__RECORDS PROVIDED__:

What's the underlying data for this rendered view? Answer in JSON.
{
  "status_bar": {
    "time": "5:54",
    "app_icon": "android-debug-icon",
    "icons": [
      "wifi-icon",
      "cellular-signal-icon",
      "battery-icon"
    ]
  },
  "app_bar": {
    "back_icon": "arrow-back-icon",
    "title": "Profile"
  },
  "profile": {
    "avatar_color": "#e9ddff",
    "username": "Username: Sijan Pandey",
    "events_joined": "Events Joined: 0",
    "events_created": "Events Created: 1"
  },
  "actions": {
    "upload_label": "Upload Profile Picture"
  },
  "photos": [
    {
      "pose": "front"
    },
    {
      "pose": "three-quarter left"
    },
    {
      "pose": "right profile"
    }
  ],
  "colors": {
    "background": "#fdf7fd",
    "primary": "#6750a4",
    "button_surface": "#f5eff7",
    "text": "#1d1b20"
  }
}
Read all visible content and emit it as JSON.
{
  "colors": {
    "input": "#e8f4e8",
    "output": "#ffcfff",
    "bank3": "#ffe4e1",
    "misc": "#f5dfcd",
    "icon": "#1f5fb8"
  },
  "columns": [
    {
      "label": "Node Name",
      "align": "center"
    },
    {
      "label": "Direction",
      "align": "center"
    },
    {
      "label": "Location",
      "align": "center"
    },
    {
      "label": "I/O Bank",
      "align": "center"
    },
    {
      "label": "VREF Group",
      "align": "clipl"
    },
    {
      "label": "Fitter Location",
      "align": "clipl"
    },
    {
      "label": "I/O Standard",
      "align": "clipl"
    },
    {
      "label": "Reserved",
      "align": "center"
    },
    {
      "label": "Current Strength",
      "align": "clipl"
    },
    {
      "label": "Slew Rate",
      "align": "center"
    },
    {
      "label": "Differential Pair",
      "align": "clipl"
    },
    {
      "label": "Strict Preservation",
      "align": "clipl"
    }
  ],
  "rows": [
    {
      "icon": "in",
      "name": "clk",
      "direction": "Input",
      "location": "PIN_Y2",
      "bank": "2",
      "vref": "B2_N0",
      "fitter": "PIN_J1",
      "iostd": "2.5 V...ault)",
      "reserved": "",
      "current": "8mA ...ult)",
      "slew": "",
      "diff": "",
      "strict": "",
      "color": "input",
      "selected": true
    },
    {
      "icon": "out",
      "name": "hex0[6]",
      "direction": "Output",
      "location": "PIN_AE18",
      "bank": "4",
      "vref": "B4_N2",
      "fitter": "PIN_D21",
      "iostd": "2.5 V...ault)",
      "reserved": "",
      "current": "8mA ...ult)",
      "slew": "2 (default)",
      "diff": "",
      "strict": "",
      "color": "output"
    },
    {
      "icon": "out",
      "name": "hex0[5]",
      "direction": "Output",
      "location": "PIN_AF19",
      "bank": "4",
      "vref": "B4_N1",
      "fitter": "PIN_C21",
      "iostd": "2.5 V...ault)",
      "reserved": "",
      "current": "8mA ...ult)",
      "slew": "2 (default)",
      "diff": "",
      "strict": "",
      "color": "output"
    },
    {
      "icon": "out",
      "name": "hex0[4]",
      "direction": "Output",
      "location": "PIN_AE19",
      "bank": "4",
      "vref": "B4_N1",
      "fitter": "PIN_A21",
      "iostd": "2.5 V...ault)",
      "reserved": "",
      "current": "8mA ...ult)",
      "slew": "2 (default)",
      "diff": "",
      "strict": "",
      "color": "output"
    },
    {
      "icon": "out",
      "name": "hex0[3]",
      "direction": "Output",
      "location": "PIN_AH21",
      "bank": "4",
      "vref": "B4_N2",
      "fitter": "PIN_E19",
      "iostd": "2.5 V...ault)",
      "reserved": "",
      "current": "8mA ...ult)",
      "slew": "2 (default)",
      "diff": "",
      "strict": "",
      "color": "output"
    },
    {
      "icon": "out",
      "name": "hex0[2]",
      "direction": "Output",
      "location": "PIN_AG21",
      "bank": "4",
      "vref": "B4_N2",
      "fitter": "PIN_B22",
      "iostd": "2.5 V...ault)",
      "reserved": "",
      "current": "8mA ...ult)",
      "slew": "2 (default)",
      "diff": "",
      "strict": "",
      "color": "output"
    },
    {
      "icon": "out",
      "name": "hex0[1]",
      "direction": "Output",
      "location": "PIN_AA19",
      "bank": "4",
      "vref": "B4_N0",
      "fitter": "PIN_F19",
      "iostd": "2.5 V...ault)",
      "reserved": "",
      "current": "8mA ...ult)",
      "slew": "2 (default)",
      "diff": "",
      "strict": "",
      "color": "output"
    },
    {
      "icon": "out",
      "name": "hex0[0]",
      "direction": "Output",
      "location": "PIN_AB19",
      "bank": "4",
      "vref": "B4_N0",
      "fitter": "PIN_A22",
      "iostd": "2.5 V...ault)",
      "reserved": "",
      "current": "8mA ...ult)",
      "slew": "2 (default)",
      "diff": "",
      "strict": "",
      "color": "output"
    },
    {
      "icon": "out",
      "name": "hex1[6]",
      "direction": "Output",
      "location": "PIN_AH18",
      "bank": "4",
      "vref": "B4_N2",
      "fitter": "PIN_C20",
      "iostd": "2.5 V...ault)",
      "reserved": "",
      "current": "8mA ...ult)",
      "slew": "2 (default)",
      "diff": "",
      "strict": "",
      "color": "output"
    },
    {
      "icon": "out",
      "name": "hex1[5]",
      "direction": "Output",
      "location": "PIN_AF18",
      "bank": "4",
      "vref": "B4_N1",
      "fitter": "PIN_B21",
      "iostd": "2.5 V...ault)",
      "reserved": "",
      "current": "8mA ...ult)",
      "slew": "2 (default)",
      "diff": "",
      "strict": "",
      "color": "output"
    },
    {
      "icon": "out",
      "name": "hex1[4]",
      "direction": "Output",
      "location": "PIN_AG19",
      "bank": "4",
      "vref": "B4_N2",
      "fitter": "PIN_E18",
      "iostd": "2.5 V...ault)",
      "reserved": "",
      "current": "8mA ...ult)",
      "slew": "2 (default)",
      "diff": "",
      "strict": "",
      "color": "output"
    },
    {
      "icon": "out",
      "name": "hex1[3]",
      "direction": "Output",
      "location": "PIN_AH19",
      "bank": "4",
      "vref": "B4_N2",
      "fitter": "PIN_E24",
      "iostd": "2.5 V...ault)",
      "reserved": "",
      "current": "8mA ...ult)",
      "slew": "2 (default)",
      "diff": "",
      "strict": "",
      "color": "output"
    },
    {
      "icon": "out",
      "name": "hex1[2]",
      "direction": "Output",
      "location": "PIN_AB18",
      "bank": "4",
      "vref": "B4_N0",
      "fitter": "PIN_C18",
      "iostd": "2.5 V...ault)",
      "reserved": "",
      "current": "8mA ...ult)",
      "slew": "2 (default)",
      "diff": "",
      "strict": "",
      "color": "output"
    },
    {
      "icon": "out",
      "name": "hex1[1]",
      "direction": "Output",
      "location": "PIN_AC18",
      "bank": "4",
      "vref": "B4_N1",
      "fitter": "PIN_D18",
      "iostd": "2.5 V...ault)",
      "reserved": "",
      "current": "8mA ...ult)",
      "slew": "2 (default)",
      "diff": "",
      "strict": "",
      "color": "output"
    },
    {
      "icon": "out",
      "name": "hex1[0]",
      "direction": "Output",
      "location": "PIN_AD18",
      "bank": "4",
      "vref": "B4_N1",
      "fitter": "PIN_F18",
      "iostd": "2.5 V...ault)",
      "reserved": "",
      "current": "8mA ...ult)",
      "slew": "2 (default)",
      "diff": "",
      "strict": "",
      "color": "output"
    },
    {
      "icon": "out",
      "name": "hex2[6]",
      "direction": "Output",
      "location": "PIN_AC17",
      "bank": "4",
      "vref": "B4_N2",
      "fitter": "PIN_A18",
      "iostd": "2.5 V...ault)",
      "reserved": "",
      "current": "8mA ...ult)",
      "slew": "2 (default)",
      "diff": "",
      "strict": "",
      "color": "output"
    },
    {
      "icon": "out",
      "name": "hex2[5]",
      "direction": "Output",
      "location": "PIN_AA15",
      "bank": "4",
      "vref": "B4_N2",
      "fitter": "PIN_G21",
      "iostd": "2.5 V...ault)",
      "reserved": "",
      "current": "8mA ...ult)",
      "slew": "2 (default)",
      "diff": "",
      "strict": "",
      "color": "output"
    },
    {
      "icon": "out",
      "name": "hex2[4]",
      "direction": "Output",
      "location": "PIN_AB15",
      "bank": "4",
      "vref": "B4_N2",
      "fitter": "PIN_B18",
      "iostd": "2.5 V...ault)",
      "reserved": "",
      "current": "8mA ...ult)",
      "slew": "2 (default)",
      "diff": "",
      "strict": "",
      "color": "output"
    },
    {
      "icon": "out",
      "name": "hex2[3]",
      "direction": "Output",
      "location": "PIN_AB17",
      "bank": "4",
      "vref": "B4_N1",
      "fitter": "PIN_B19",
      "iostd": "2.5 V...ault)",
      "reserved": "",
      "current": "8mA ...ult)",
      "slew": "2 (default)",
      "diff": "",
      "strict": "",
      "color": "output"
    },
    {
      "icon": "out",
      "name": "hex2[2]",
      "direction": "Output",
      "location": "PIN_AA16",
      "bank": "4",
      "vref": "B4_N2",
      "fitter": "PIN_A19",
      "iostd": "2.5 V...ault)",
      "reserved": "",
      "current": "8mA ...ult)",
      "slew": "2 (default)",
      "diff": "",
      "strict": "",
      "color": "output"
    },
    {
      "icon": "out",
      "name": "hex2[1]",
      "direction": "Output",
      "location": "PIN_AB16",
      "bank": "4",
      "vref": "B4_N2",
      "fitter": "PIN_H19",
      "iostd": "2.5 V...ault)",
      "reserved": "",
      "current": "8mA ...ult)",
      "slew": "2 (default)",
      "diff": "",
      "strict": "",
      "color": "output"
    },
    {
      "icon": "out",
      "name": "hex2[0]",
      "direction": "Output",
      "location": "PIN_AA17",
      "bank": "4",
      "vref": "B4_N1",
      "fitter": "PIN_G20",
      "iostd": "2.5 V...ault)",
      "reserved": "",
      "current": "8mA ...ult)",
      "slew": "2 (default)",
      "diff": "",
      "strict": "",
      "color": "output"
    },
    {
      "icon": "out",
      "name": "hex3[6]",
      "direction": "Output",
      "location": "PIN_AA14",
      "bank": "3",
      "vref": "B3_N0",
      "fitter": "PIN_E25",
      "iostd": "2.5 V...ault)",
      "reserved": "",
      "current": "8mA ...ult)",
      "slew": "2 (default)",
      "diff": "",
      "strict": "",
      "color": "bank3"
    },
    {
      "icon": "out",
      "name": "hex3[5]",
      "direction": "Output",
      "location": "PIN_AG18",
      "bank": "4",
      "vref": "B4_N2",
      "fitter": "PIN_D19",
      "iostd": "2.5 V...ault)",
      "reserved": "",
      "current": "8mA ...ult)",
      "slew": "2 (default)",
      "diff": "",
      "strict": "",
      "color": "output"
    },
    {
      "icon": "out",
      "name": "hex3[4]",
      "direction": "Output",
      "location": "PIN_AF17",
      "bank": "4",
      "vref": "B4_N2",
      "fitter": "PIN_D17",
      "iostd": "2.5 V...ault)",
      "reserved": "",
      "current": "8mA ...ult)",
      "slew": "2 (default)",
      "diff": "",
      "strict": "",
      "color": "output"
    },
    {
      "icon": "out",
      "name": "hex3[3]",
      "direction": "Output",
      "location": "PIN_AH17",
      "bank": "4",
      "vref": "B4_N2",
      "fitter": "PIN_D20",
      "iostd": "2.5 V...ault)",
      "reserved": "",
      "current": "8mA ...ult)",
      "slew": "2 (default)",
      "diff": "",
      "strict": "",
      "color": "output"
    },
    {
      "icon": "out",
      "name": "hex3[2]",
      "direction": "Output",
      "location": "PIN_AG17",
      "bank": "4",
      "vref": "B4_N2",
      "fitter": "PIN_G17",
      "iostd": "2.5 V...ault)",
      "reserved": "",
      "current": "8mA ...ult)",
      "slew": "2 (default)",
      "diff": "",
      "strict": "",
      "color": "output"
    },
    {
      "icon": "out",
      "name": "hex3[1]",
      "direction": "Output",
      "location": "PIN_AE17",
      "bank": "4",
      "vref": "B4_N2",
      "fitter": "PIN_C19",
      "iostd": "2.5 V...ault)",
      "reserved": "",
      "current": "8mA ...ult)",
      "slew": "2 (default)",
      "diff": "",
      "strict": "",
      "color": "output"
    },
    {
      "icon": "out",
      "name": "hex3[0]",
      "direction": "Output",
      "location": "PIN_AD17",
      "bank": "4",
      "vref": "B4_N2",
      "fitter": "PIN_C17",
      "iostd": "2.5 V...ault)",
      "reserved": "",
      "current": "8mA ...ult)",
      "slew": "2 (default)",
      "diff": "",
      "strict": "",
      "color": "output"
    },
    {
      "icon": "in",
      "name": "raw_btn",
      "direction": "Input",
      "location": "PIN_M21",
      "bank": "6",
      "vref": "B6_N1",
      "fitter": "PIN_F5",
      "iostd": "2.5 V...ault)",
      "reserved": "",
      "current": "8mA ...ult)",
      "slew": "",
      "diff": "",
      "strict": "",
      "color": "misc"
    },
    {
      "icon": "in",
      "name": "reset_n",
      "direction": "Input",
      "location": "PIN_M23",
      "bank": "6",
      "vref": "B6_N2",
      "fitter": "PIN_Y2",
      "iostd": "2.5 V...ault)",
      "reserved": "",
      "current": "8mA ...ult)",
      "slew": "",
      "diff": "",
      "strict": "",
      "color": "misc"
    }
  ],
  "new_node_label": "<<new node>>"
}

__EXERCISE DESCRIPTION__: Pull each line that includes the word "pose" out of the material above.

__RESULT OF THIS TASK__:
      "pose": "front"
      "pose": "three-quarter left"
      "pose": "right profile"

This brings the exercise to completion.